By: Steve Fogarty
The Chronicle-Telegram | Chronicleonline | Originally published 10/23/2015
NORTH RIDGEVILLE — The spotlight has been firmly fixed on the school system’s new $58.1 million middle school and sports complex for the past few years.
But now that construction is finally underway on the 223,000-square-foot school, administrators and school board members also are looking to undertake some $2.8 million in upgrades for the city’s four other schools that will remain once the new building is completed for the 2017-18 school year.
The new school is being designed with the latest state-of-the-art systems for energy efficient lighting, heating and air conditioning, but the district’s four other buildings, including the high school, are in need of definite upgrades in those areas, according to William Greene, assistant superintendent for business services.
The district recently selected the Middleburg Heights firm of Brewer-Garrett to oversee the design and bidding specifications for energy improvements in the city’s four schools that are being kept once the new middle school opens.
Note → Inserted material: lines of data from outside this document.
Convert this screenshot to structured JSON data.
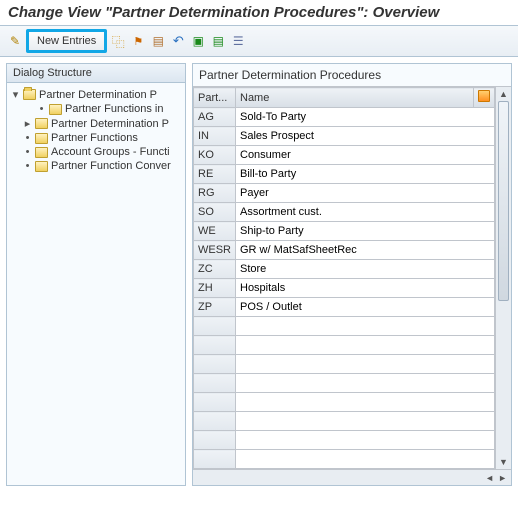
{
  "title": "Change View \"Partner Determination Procedures\": Overview",
  "toolbar": {
    "new_entries": "New Entries"
  },
  "dialog": {
    "header": "Dialog Structure",
    "nodes": {
      "n0": "Partner Determination P",
      "n1": "Partner Functions in",
      "n2": "Partner Determination P",
      "n3": "Partner Functions",
      "n4": "Account Groups - Functi",
      "n5": "Partner Function Conver"
    }
  },
  "table": {
    "title": "Partner Determination Procedures",
    "col_part": "Part...",
    "col_name": "Name",
    "rows": [
      {
        "code": "AG",
        "name": "Sold-To Party"
      },
      {
        "code": "IN",
        "name": "Sales Prospect"
      },
      {
        "code": "KO",
        "name": "Consumer"
      },
      {
        "code": "RE",
        "name": "Bill-to Party"
      },
      {
        "code": "RG",
        "name": "Payer"
      },
      {
        "code": "SO",
        "name": "Assortment cust."
      },
      {
        "code": "WE",
        "name": "Ship-to Party"
      },
      {
        "code": "WESR",
        "name": "GR w/ MatSafSheetRec"
      },
      {
        "code": "ZC",
        "name": "Store"
      },
      {
        "code": "ZH",
        "name": "Hospitals"
      },
      {
        "code": "ZP",
        "name": "POS / Outlet"
      }
    ]
  }
}
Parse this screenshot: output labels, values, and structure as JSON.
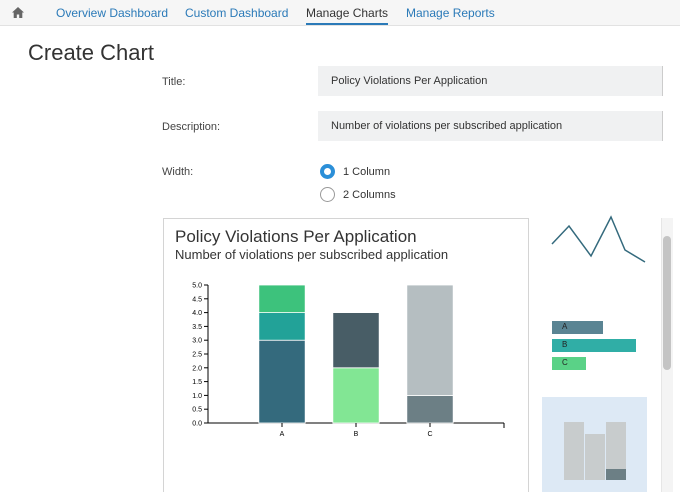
{
  "nav": {
    "home_icon": "home-icon",
    "links": [
      {
        "label": "Overview Dashboard",
        "active": false
      },
      {
        "label": "Custom Dashboard",
        "active": false
      },
      {
        "label": "Manage Charts",
        "active": true
      },
      {
        "label": "Manage Reports",
        "active": false
      }
    ]
  },
  "page_title": "Create Chart",
  "form": {
    "title_label": "Title:",
    "title_value": "Policy Violations Per Application",
    "description_label": "Description:",
    "description_value": "Number of violations per subscribed application",
    "width_label": "Width:",
    "width_options": [
      {
        "label": "1 Column",
        "checked": true
      },
      {
        "label": "2 Columns",
        "checked": false
      }
    ]
  },
  "preview": {
    "title": "Policy Violations Per Application",
    "subtitle": "Number of violations per subscribed application"
  },
  "thumbnails": {
    "bar_labels": [
      "A",
      "B",
      "C"
    ]
  },
  "colors": {
    "accent": "#2b7ab8",
    "radio_checked": "#2b8fd8"
  },
  "chart_data": {
    "type": "bar",
    "stacked": true,
    "categories": [
      "A",
      "B",
      "C"
    ],
    "yticks": [
      "0.0",
      "0.5",
      "1.0",
      "1.5",
      "2.0",
      "2.5",
      "3.0",
      "3.5",
      "4.0",
      "4.5",
      "5.0"
    ],
    "ylim": [
      0,
      5
    ],
    "stacks": [
      [
        {
          "value": 3,
          "color": "#346a7d"
        },
        {
          "value": 1,
          "color": "#22a298"
        },
        {
          "value": 1,
          "color": "#3dc27c"
        }
      ],
      [
        {
          "value": 2,
          "color": "#82e694"
        },
        {
          "value": 2,
          "color": "#485d66"
        }
      ],
      [
        {
          "value": 1,
          "color": "#6c7f85"
        },
        {
          "value": 4,
          "color": "#b5bec1"
        }
      ]
    ]
  }
}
Plans call for Wilcox Elementary, the current middle school on Center Ridge Road dating to the 1920s, and the Early Childhood Learning Center at Fields-Sweet School, portions of which date to the early 1900s, to be torn down once the new third through eighth grade school opens.
Children from Wilcox and Fields-Sweet will be shifted to the North Ridgeville Education Center on Mills Creek Lane, and the district’s two remaining elementary buildings.
Some of the major changes at those buildings will see long-used fluorescent lighting tubes replaced with LED lighting.
“Anything is better than what we have now,” Greene said. “These improvements are long overdue.”
The district anticipates annual energy savings in reduced electricity and natural gas usage to average $89,000 a year, according to Treasurer Michael Verlingo.
Exterior lighting will also be upgraded to boost security in school parking lots and playgrounds, which can lead to the use of security cameras, which the schools lack, Greene said.
In addition to new rooftop heating and air conditioning systems, each building will also be outfitted with back-up boilers.
“If a boiler breaks down, now we have to cancel school, but by putting a second boiler in, we can keep going,” Greene said.
The decision to get new boilers was sparked in part by the extreme cold and harsh weather conditions of the past two winters — even though officials hope this winter will not be a repeat of the last two.
New water meters offering more accurate readings are also expected to reduce water bills, according to Verlingo.
Rebates totaling around $60,000 will also be readily available for each new boiler, Verlingo said.
To pay for all of these energy-saving steps, the school district will borrow $3.8 million over a 10-year period from JP Morgan Chase at an annual interest rate of 1.99 percent, according to Verlingo.
School officials opted to go with private financing rather than a state-operated program that lends money at low interest for energy efficiency projects because the privately-financed loan offered a better interest rate, Verlingo said.
“And with the state there are other requirements that have to be met before you can begin work, and we know that the state takes time to approve things,” Verlingo said.
Those approvals could have delayed the start of work for months.
While the lion’s share of work involves increased energy efficiency, some money will also be spent for other renovations at the four schools, all of which date to the early 1960s.
“We are essentially getting the loan in anticipation of borrowing against the future (tax) revenue stream from our permanent improvements levy proceeds, which total a little over $800,000 a year,” Verlingo said.
Some work, such as installing new lighting, should begin this winter, while other portions of the project including putting in new heat and air conditioning systems will likely get underway next spring, Greene said.